— YOUR GOAL —
Exact reproduction of every entry is required.

— SUPPLIED RECORDS —
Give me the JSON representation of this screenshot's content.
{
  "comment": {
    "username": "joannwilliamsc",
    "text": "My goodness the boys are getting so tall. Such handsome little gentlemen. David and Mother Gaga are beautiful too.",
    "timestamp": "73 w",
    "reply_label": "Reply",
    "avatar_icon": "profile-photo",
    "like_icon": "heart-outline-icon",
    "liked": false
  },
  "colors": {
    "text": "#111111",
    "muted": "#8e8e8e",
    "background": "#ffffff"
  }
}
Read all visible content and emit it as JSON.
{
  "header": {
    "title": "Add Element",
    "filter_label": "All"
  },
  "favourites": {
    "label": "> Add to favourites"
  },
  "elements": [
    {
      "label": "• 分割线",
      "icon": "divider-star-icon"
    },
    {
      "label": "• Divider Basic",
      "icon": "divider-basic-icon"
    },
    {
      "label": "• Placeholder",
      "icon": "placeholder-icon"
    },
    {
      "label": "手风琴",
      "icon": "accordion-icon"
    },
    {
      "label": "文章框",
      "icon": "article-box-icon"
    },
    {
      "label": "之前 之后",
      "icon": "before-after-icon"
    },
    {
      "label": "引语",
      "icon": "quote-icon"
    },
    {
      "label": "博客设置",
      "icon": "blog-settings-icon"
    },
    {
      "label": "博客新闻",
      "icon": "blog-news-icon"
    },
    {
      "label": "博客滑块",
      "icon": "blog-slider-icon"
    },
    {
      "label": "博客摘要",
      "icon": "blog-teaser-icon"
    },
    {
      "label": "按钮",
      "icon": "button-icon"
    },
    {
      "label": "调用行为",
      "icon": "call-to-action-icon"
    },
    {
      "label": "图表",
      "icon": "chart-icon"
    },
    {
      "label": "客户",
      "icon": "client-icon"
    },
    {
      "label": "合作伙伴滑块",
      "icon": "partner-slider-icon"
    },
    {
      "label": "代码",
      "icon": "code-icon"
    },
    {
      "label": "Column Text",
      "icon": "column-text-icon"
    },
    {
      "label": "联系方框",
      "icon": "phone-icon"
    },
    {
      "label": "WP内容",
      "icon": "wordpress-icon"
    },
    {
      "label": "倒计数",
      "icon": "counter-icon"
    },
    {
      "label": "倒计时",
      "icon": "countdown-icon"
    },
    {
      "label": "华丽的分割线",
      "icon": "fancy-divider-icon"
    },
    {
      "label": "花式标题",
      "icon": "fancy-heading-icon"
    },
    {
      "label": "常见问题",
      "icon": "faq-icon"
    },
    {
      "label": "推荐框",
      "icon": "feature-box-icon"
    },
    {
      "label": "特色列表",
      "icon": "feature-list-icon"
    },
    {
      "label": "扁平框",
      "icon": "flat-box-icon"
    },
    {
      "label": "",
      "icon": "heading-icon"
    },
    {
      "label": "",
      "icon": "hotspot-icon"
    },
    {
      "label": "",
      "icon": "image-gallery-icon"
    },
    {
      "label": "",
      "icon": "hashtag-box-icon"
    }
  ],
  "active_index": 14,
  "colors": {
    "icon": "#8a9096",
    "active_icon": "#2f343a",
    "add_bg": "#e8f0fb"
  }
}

— RESPONSE BELOW —
Give me the JSON representation of this screenshot's content.
{
  "comment": {
    "username": "joannwilliamsc",
    "text": "My goodness the boys are getting so tall. Such handsome little gentlemen. David and Mother Gaga are beautiful too.",
    "timestamp": "73 w",
    "reply_label": "Reply",
    "avatar_icon": "profile-photo",
    "like_icon": "heart-outline-icon",
    "liked": false
  },
  "colors": {
    "text": "#111111",
    "muted": "#8e8e8e",
    "background": "#ffffff"
  }
}
Read all visible content and emit it as JSON.
{
  "header": {
    "title": "Add Element",
    "filter_label": "All"
  },
  "favourites": {
    "label": "> Add to favourites"
  },
  "elements": [
    {
      "label": "• 分割线",
      "icon": "divider-star-icon"
    },
    {
      "label": "• Divider Basic",
      "icon": "divider-basic-icon"
    },
    {
      "label": "• Placeholder",
      "icon": "placeholder-icon"
    },
    {
      "label": "手风琴",
      "icon": "accordion-icon"
    },
    {
      "label": "文章框",
      "icon": "article-box-icon"
    },
    {
      "label": "之前 之后",
      "icon": "before-after-icon"
    },
    {
      "label": "引语",
      "icon": "quote-icon"
    },
    {
      "label": "博客设置",
      "icon": "blog-settings-icon"
    },
    {
      "label": "博客新闻",
      "icon": "blog-news-icon"
    },
    {
      "label": "博客滑块",
      "icon": "blog-slider-icon"
    },
    {
      "label": "博客摘要",
      "icon": "blog-teaser-icon"
    },
    {
      "label": "按钮",
      "icon": "button-icon"
    },
    {
      "label": "调用行为",
      "icon": "call-to-action-icon"
    },
    {
      "label": "图表",
      "icon": "chart-icon"
    },
    {
      "label": "客户",
      "icon": "client-icon"
    },
    {
      "label": "合作伙伴滑块",
      "icon": "partner-slider-icon"
    },
    {
      "label": "代码",
      "icon": "code-icon"
    },
    {
      "label": "Column Text",
      "icon": "column-text-icon"
    },
    {
      "label": "联系方框",
      "icon": "phone-icon"
    },
    {
      "label": "WP内容",
      "icon": "wordpress-icon"
    },
    {
      "label": "倒计数",
      "icon": "counter-icon"
    },
    {
      "label": "倒计时",
      "icon": "countdown-icon"
    },
    {
      "label": "华丽的分割线",
      "icon": "fancy-divider-icon"
    },
    {
      "label": "花式标题",
      "icon": "fancy-heading-icon"
    },
    {
      "label": "常见问题",
      "icon": "faq-icon"
    },
    {
      "label": "推荐框",
      "icon": "feature-box-icon"
    },
    {
      "label": "特色列表",
      "icon": "feature-list-icon"
    },
    {
      "label": "扁平框",
      "icon": "flat-box-icon"
    },
    {
      "label": "",
      "icon": "heading-icon"
    },
    {
      "label": "",
      "icon": "hotspot-icon"
    },
    {
      "label": "",
      "icon": "image-gallery-icon"
    },
    {
      "label": "",
      "icon": "hashtag-box-icon"
    }
  ],
  "active_index": 14,
  "colors": {
    "icon": "#8a9096",
    "active_icon": "#2f343a",
    "add_bg": "#e8f0fb"
  }
}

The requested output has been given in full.